Exercise data:
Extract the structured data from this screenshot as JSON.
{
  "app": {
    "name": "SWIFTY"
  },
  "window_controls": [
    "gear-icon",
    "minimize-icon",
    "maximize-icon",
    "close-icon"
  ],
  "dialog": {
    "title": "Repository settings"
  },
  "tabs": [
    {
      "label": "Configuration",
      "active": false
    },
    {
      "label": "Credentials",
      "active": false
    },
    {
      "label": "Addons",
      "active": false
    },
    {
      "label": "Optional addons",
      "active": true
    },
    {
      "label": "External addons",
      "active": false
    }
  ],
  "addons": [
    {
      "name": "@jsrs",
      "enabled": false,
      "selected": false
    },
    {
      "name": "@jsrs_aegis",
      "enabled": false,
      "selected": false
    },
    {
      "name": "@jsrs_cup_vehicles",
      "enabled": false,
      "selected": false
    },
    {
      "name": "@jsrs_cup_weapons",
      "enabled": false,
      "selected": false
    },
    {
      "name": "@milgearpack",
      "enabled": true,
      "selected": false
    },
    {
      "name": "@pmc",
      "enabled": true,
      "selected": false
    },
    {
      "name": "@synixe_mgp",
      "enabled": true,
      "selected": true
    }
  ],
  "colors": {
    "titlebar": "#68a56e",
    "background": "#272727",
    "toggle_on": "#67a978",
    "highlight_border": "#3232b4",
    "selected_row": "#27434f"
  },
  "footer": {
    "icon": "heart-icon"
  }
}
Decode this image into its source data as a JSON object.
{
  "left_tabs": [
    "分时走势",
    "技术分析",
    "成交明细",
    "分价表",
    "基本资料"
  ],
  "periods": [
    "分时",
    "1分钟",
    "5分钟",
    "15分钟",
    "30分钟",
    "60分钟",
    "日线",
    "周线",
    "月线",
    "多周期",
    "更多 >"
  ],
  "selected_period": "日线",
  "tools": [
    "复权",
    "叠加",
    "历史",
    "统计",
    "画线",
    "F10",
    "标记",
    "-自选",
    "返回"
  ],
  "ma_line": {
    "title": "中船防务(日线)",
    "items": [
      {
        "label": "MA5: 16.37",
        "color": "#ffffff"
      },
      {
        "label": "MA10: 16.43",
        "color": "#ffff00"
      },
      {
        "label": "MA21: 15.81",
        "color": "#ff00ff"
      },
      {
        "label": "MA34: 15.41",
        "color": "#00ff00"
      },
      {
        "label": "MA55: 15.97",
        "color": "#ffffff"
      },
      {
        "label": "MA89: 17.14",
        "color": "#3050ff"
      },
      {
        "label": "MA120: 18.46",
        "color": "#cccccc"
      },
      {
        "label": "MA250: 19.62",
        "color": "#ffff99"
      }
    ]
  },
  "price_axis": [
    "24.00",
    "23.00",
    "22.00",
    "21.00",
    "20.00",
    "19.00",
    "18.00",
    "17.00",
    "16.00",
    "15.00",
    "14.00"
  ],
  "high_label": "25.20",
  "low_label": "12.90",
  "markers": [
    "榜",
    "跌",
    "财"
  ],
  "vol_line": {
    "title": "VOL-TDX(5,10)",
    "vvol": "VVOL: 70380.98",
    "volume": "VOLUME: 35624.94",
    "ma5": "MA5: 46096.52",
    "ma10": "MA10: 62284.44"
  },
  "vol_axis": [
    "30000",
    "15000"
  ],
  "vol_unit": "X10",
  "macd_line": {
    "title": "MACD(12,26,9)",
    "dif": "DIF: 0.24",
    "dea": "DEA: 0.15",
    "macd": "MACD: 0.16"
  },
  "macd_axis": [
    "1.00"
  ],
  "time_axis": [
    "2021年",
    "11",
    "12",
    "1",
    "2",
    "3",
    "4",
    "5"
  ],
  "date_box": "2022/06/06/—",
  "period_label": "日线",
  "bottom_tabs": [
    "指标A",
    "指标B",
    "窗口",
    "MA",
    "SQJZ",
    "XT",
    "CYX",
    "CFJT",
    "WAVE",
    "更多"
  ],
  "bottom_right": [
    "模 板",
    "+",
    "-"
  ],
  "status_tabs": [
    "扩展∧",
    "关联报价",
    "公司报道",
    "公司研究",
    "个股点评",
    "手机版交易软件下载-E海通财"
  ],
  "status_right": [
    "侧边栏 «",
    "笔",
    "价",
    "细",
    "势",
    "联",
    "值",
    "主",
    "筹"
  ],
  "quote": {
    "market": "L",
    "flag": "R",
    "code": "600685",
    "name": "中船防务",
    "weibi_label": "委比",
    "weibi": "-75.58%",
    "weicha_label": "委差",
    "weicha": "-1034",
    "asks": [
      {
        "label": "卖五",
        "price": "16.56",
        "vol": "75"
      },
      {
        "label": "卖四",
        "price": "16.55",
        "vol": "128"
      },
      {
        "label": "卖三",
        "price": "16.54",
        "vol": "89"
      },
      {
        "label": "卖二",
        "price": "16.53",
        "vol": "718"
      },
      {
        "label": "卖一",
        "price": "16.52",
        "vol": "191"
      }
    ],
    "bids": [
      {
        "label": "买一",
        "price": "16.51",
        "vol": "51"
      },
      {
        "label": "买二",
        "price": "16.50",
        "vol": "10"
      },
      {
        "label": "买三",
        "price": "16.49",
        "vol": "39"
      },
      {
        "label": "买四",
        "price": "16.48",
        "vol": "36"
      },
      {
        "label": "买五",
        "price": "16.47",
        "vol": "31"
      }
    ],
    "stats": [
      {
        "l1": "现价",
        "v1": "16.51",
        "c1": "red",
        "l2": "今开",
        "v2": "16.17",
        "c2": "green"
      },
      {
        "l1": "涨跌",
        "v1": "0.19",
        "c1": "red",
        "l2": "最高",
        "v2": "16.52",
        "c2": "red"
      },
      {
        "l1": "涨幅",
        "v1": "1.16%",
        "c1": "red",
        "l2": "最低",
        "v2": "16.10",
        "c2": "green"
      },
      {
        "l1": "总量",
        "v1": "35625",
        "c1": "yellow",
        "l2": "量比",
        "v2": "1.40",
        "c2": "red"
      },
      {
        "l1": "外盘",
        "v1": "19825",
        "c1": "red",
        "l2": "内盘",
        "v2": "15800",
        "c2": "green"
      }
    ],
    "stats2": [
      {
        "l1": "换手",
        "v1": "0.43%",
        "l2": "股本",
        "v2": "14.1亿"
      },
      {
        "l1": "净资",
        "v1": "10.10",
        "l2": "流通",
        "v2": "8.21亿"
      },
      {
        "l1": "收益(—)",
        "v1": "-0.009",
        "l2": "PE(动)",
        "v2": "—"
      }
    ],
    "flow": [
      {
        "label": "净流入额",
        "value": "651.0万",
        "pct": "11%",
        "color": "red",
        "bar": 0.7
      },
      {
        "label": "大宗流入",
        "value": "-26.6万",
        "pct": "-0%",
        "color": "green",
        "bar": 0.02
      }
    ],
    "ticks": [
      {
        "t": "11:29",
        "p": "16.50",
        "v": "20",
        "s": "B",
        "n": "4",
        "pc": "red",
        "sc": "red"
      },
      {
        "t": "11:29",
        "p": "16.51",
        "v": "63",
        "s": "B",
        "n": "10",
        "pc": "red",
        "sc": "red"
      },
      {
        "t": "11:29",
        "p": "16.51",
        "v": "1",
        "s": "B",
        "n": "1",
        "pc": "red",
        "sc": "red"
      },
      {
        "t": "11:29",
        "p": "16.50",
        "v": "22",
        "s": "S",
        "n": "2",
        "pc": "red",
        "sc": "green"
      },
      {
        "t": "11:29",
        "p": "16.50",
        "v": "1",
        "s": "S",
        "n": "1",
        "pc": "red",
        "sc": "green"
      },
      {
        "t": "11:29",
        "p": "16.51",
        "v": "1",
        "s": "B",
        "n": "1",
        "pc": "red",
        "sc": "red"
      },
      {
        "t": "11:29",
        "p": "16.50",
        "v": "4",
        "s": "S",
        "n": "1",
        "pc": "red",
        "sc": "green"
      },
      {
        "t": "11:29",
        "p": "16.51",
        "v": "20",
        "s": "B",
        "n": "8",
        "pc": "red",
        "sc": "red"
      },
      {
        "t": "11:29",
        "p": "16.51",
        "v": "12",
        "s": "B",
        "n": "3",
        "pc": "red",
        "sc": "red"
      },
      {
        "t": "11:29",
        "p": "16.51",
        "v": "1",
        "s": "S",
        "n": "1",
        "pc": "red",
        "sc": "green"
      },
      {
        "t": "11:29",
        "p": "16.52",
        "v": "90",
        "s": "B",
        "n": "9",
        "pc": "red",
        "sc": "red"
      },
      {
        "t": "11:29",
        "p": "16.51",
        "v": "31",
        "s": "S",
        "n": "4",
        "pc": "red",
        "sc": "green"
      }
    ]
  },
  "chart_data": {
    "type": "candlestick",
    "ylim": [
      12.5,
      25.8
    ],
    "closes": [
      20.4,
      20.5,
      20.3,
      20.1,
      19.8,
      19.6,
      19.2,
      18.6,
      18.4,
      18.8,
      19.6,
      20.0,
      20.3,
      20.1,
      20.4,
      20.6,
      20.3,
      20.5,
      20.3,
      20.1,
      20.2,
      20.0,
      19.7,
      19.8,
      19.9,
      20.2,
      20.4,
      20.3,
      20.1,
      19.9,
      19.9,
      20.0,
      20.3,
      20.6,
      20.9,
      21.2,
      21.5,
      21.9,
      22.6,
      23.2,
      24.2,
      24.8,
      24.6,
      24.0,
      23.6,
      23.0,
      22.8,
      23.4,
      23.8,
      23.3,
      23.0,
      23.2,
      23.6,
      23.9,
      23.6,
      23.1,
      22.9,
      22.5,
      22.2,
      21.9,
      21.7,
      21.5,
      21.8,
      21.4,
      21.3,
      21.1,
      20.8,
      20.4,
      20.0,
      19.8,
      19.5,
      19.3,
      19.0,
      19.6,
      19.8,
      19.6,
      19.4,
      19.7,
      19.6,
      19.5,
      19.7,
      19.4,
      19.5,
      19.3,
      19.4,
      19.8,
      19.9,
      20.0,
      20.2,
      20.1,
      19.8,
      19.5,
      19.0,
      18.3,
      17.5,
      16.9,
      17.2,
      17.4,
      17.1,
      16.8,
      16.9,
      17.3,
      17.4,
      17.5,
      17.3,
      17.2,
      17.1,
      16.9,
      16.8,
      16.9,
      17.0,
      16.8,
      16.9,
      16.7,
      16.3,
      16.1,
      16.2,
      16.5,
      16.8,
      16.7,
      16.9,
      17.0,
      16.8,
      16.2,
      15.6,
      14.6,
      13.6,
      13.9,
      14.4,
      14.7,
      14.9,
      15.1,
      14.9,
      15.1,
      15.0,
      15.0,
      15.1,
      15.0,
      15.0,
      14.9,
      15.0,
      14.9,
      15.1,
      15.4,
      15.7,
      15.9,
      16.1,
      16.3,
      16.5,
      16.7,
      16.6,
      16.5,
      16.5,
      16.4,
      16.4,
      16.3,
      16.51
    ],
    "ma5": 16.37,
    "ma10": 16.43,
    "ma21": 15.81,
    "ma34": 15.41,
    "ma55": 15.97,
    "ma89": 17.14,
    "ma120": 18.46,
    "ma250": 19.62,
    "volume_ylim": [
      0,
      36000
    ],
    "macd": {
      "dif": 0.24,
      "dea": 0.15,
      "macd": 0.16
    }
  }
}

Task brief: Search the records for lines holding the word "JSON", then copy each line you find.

Output of the task:
Extract the structured data from this screenshot as JSON.
Decode this image into its source data as a JSON object.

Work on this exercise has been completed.